Last year I taught my kids the “FOIL” method as a cute trick to help them multiply two binomials: (x+2) (x+4). FOIL stands for first, outer, inner, and last. Looking back, my rational was twofold: I learned the FOIL method from my algebra teacher, and my kids had learned the FOIL method in pre-algebra.

This year, thanks to an article posted on this blog, “Nix the Tricks,” I took a new approach. Instead of using FOIL, I told my students they had two terms to distribute when they multiplied binomials. For example, (x+2)(x+4), my kids distributed x to (x+4), then 2 to (x+4), and finally combined like terms.
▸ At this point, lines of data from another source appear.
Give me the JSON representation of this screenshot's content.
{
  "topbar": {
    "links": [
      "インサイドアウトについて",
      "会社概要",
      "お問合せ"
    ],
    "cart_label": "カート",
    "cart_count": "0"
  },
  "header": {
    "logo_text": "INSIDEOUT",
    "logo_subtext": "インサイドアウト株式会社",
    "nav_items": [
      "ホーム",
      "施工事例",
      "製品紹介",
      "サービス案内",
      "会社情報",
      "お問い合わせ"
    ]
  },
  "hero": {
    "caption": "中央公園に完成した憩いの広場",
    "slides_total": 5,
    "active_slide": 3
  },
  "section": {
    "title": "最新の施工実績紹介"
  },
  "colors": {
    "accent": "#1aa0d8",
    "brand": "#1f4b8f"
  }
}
There were multiple benefits for my classroom; we had already discussed the distributive property, my kids didn’t need to remember a meaningless trick, and they were able to explain why and how they could multiply various binomials and polynomials. Most importantly, everyone caught on quickly, which allowed for self-exploration by the students into larger polynomial multiplication, such as a binomial multiplied by a trinomial.